Canon EOS Rebel T6i / 750D For Dummies
Book image
Explore Book Buy On Amazon

Switching to Close‐up mode on the Rebel T6i/750D doesn't enable you to focus at a closer distance to your subject than normal, as it does on some non‐SLR cameras. The close‐focusing capabilities of your camera depend entirely on the lens you use. (Your lens manual should specify the minimum focusing distance.)


Choosing Close‐up mode does tell the camera to try to select an aperture (f‐stop) setting that results in a short depth of field, which blurs background objects so that they don't compete for attention with your main subject. Julie took this creative approach to capture the orchid in the figure, for example. As with Portrait mode, though, how much the background blurs varies depending on a number of factors.

Close‐up mode also produces short depth of field.
Close‐up mode also produces short depth of field.

For greater background blurring, move the subject farther from the background, use a telephoto lens (or zoom to the longest focal length your lens offers), and get closer to the subject. Also keep in mind that objects in front of your subject may also appear blurry with a very short depth of field.

As far as color, sharpness, and contrast, the camera doesn't play with those characteristics as it does in Portrait and Landscape modes. So in that regard, Close‐up mode is the same as Scene Intelligent Auto and Flash Off modes.

These other settings apply to Close‐up mode:

  • Drive mode: The Drive mode is set to Single by default, so you record one photo each time you fully press the shutter button. However, you can use any of the other options you prefer. Don't know how those work?

  • Flash: Flash is set to Auto, so the camera decides whether the picture needs the extra light from the flash. If the camera enables the flash, you can turn Red‐Eye Reduction flash on or off via Shooting Menu 1.

  • Autofocusing: When you press the shutter button halfway, the camera locks focus, usually on the nearest object (or the Area Frame, in Live View mode). If you have trouble focusing, first make sure that you're not too close up. Remember, every lens has a minimum close‐focusing distance.

About This Article

This article is from the book:

About the book authors:

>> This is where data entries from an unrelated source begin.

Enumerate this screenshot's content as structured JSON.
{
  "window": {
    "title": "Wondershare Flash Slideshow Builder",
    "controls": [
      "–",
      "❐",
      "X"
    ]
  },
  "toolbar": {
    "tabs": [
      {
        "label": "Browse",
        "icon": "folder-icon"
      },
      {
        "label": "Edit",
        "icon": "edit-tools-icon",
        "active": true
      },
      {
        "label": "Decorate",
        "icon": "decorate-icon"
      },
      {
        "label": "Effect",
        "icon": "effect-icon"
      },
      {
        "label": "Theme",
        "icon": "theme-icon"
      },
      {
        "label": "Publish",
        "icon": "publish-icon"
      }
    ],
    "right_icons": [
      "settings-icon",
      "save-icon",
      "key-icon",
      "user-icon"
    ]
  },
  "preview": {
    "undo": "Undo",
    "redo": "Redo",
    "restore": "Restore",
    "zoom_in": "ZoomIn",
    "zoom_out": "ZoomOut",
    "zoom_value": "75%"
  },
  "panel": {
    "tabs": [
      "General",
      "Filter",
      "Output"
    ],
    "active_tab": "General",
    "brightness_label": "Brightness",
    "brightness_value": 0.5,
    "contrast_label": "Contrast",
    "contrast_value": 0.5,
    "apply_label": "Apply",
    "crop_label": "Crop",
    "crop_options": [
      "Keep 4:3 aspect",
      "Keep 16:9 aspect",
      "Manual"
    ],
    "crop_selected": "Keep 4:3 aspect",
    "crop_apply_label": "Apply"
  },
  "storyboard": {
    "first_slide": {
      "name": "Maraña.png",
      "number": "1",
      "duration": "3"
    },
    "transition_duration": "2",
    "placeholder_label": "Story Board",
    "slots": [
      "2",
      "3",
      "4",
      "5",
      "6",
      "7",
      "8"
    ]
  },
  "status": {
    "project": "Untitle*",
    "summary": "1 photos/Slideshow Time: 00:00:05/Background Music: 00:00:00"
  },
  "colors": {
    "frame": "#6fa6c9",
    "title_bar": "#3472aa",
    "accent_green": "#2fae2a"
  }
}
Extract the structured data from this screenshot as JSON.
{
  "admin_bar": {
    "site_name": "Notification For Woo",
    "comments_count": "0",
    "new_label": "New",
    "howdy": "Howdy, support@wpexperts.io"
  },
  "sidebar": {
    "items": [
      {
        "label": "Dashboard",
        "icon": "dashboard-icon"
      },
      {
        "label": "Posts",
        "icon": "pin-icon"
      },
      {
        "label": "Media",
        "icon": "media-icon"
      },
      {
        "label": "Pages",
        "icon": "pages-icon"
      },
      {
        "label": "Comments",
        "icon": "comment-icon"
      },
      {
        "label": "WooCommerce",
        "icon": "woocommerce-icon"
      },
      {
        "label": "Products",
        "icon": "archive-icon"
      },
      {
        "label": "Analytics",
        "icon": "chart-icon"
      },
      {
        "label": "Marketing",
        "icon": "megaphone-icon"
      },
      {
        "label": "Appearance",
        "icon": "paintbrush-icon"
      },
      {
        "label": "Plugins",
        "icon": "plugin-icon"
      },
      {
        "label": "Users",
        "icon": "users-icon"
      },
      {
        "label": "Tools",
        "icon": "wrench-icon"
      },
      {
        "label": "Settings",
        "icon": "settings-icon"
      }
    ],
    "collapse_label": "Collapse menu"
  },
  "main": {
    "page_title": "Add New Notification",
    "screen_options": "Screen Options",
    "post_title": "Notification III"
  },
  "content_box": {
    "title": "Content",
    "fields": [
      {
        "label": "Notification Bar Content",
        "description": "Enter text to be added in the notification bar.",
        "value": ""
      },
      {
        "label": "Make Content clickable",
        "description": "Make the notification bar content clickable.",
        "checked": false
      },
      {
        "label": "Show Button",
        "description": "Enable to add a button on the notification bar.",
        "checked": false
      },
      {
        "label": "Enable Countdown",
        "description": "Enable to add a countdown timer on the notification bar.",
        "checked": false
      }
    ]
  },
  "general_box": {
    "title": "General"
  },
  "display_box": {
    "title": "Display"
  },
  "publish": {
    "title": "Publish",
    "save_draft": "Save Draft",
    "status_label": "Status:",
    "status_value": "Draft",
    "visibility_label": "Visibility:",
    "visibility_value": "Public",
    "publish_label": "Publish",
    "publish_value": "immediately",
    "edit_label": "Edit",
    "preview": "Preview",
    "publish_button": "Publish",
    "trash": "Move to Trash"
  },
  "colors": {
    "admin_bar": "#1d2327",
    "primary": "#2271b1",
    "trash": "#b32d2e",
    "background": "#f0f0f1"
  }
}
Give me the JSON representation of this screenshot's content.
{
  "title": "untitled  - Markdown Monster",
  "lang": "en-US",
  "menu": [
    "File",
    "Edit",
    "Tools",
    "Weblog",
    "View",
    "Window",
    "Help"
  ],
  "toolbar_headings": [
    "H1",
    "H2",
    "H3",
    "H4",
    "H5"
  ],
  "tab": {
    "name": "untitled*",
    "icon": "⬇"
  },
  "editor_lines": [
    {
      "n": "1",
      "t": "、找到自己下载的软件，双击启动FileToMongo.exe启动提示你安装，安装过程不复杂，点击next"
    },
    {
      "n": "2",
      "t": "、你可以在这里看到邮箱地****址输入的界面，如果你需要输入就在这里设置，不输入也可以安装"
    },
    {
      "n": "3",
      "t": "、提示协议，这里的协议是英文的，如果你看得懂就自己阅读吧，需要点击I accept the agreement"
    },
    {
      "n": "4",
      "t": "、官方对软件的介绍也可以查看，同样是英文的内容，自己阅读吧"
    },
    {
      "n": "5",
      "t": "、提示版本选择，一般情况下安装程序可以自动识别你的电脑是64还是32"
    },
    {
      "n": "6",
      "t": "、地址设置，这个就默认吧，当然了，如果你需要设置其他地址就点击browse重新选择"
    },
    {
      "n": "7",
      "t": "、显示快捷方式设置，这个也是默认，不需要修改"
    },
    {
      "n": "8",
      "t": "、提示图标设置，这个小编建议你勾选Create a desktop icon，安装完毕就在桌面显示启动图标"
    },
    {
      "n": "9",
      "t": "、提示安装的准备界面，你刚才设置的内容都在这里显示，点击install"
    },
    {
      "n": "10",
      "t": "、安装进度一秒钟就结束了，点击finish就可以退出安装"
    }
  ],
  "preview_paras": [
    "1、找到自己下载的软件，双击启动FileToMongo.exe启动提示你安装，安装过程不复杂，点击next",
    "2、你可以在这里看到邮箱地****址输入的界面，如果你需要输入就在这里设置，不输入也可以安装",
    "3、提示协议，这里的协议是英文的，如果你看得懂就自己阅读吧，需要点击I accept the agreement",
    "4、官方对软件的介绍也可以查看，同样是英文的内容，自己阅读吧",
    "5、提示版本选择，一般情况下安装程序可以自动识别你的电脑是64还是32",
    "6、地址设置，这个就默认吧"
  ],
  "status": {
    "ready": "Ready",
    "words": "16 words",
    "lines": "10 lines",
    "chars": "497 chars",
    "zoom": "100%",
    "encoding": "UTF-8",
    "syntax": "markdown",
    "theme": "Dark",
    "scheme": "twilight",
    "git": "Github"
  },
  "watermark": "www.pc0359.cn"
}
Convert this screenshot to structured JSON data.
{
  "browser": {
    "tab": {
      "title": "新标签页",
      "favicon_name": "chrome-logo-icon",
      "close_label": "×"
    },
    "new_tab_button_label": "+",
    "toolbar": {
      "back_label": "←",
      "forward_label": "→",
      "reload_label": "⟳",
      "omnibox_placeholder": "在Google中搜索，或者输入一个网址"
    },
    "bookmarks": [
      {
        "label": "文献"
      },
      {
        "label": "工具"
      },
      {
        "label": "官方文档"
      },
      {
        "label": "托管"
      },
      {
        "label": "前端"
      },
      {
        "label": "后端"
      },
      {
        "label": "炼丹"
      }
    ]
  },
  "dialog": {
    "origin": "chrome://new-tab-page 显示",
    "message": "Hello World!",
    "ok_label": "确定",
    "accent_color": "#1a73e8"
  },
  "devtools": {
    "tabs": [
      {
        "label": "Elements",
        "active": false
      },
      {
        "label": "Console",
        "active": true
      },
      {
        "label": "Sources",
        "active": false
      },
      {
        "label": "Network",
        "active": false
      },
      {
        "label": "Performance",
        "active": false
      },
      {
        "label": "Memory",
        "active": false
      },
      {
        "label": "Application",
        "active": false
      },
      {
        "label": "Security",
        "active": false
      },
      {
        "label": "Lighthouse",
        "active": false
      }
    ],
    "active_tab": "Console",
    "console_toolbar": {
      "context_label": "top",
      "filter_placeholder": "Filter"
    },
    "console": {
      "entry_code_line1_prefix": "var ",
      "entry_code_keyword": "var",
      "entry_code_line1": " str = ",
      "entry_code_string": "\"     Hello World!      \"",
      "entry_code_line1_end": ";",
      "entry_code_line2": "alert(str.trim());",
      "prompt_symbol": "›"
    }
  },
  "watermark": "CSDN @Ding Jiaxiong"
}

Julie Adair King has written more than 50 books on digital photography, cameras, and photo editing software. She also teaches beginning photography techniques to new dSLR owners. Robert Correll is the author of several photography books, including Digital SLR Photography All-in-One For Dummies.

This article can be found in the category: